Argentina's shale potential hit as small firms struggle for funds

BUENOS AIRES, June 19 (Reuters) - Small shale producers, which powered development of the sector in the United States, are struggling to break into Argentina due to financing difficulties and lack of infrastructure, analysts and industry sources say.

The Vaca Muerta deposit, located in western Argentina, is a Belgium-sized play regarded as the world’s second-largest shale gas development. Successive governments in Argentina have targeted Vaca Muerta as the means of reversing its energy deficit but its development has been hindered by lack of infrastructure.

Juan Jose Aranguren, who was replaced on Saturday as Argentina’s energy minister, said last week the investment by small- and medium-sized companies was essential to reduce costs at Vaca Muerta to unlock Argentina’s shale potential.
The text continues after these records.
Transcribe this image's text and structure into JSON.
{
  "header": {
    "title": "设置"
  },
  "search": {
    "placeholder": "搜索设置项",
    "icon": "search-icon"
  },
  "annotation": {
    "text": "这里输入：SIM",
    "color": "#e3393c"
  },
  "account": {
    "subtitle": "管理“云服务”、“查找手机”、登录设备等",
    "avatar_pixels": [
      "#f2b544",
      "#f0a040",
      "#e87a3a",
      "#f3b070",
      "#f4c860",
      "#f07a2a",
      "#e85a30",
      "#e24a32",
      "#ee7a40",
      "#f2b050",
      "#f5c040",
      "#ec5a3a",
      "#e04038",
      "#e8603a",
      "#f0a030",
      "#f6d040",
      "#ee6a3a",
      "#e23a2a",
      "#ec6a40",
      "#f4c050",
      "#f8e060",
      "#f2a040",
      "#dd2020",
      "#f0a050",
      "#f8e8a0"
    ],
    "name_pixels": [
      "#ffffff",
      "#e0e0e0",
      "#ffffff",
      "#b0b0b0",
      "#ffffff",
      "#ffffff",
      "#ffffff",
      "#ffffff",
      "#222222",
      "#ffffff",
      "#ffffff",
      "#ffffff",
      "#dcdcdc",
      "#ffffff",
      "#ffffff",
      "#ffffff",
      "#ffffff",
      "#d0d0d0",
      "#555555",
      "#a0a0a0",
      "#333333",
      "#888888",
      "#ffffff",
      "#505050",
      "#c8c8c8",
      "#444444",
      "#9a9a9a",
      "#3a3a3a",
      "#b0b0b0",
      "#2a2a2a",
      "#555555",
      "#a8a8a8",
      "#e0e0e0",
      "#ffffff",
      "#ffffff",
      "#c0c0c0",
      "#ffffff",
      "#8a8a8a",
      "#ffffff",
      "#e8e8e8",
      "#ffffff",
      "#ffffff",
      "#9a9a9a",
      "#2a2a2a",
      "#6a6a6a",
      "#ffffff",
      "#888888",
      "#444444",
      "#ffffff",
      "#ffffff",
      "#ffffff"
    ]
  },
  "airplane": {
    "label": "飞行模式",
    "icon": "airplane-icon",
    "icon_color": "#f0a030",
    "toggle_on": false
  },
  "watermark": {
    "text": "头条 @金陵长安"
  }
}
Argentina has the world’s No. 2 shale gas and No. 4 shale oil reserves.

Last year, Exxon Mobil Corp, BP Plc unit Pan American Energy, Wintershall Holding, Total SA and Equinor, formerly known as Statoil, announced investments in Vaca Muerta.

Despite efforts by the national government and the regional government of Neuquen, one of the states spanned by Vaca Muerta, few small shale firms have been willing to invest.
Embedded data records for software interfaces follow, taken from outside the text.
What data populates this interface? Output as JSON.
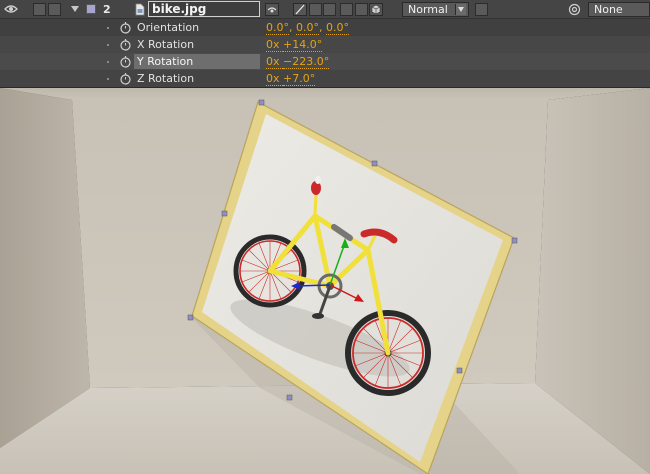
{
  "layer": {
    "number": "2",
    "name": "bike.jpg",
    "blend_mode": "Normal",
    "parent": "None",
    "label_color": "#a7a5d0"
  },
  "properties": [
    {
      "name": "Orientation",
      "value_parts": [
        "0.0°",
        ", ",
        "0.0°",
        ", ",
        "0.0°"
      ]
    },
    {
      "name": "X Rotation",
      "value_parts": [
        "0x ",
        "+14.0°"
      ]
    },
    {
      "name": "Y Rotation",
      "value_parts": [
        "0x ",
        "−223.0°"
      ]
    },
    {
      "name": "Z Rotation",
      "value_parts": [
        "0x ",
        "+7.0°"
      ]
    }
  ],
  "colors": {
    "value_orange": "#e5a312",
    "frame_gold": "#e0c870",
    "bike_yellow": "#f2e03a",
    "bike_red": "#cc2a2a",
    "axis_x": "#d01818",
    "axis_y": "#18b018",
    "axis_z": "#1a2ad0"
  },
  "icons": [
    "eye-icon",
    "expand-triangle-icon",
    "label-color-swatch",
    "file-icon",
    "shy-switch-icon",
    "quality-switch-icon",
    "3d-layer-icon",
    "pickwhip-icon",
    "stopwatch-icon"
  ]
}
Retama Argentina, a subsidiary of U.S. firm Retamco Operating Inc, and Vista Oil, a company founded by the former chief executive of Argentine national oil company YPF SA , Miguel Galuccio, are the only two small firms with their own independent operations in Vaca Muerta.

“Even if the returns are enormous, at the end of the day, the startup costs in Vaca Muerta are very high and there is a considerable risk involved,” said David Tawil, president of Maglan Capital, the largest shareholder in Madalena Energy, a small cap oil company that chose to partner with Pan American Energy LLC to enter Vaca Muerta.

Madalena Energy hopes to start trading on the Buenos Aires stock exchange in the coming months.

Vista Oil has said it expects to start producing from its first non-conventional oil in Vaca Muerta in the first quarter of next year. Retama is planning to drill between four and five horizontal wells and start selling gas in the second half of 2020.

Industry sources and analysts told Reuters that lack of financing, high costs and lack of infrastructure makes Vaca Muerta unappetising for companies with scant resources.

“The shale revolution in the United States was done by small companies, which requires more players and more diversification. You need investment which is not only carried out by the majors,” said an industry source who asked not to be identified.

At the giant Eagle Ford shale field in Texas, there are currently more than 200 companies operating.

In the United States, financing costs are much lower and shale producing areas have been better explored, considerably reducing the risk for companies investing there, Tawil said. That is not the case, however, for Vaca Muerta.

Argentina’s central bank hiked its benchmark interest rate to 40 percent last month - the highest in the world - and supplies of credit from local banks are drying up. The central bank announced plans on Monday to raise reserve requirements for local banks.

“The big challenge (in Argentina) is going to be capital. The financial system is small,” said Diego Garcia, an analyst with Bain & Company covering the oil and gas sector.

Reporting by Juliana Castilla; Writing by Daniel Flynn; Editing by Lisa Shumaker